early 17th centuries, introducing innovations such as linear fencing
and the lunge.
By the 18th century, the rapier had evolved to a simpler, shorter,
and lighter design that was popularized in France as the small sword.
Although the small sword often had an edge, it was only to
discourage the opponent from grabbing the blade, and the weapon was
used exclusively for thrusting. The light weight made a more complex
and defensive style possible, and the French masters developed a school
based on defence with the sword, subtlety of movement, and complex
attacks. When buttoned with a leather safety tip that resembled a
flower bud, the small sword was known as le fleuret, and was identical
in use to the modern foil (still known as le fleuret in French).
Indeed, the French small sword school forms the basis of most of
modern fencing theory.
By the mid-19th century, duelling was in decline as a means of
settling disputes, partially because victory could lead to a jail term
for assault or manslaughter. Emphasis shifted to defeating the
opponent without necessarily killing him, and less fatal duelling forms
evolved using the duelling sword, or Ã©pÃ©e de terrain, an unedged
variant of the small sword. Later duels often ended with
crippling thrusts to the arm or leg, and fewer legal difficulties for
the participants. This is the basis of modern Ã©pÃ©e fencing.
Duelling faded away after the First World War. A couple of
noteworthy duels were fought over disputes that arose during Olympic
games in the 1920s, and there have been rare reports of sword duels
since then. German fraternity duelling (mensur) still occurs with
The first modern Olympic games featured foil and sabre fencing for
men only. Epee was introduced in 1900. Single stick was
featured in the 1904 games. Epee was electrified in the 1936
games, foil in 1956, and sabre in 1988. Early Olympic games
featured events for Masters, and until recently fencing was the only
Olympic sport that has included professionals. Disruptions in
prevailing styles have accompanied the introduction of electric
judging, most recently transforming sabre fencing.
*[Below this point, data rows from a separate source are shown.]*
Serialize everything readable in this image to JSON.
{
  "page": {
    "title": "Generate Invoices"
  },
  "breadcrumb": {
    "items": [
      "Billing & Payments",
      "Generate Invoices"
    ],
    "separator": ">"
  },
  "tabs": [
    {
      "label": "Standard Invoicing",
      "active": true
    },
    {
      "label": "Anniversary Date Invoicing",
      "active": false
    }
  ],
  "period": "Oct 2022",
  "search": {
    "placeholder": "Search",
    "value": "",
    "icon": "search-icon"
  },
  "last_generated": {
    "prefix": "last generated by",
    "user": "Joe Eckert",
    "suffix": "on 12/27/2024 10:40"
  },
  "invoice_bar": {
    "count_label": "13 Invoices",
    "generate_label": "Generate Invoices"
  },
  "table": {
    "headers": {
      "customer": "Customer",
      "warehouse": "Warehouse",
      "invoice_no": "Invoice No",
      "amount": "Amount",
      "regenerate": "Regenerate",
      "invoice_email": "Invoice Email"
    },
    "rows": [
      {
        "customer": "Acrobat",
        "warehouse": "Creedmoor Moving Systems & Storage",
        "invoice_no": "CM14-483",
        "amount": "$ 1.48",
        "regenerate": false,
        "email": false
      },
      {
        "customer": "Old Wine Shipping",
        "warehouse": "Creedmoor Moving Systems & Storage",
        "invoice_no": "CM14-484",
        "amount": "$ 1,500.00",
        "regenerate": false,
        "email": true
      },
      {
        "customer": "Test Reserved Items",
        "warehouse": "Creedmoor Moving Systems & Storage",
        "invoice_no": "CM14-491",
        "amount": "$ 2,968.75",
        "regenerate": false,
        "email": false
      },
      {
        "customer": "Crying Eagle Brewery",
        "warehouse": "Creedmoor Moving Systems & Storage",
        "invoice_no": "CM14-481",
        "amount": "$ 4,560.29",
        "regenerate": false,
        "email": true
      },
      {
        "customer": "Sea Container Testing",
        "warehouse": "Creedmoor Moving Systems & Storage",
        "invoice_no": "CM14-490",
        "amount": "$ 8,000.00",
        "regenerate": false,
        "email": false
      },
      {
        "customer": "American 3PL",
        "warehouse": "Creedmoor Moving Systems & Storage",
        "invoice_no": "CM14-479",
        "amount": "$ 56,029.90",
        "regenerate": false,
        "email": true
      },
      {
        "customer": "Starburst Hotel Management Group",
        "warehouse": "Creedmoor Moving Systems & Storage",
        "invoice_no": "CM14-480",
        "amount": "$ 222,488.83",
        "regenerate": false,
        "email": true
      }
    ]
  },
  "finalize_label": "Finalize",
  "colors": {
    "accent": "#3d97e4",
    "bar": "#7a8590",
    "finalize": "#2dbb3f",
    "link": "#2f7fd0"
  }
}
Foil fencing
experienced similar upheavals for a decade or two following the
introduction of electric judging, which was further complicated by the
new, aggressive, athletic style coming out of eastern Europe at the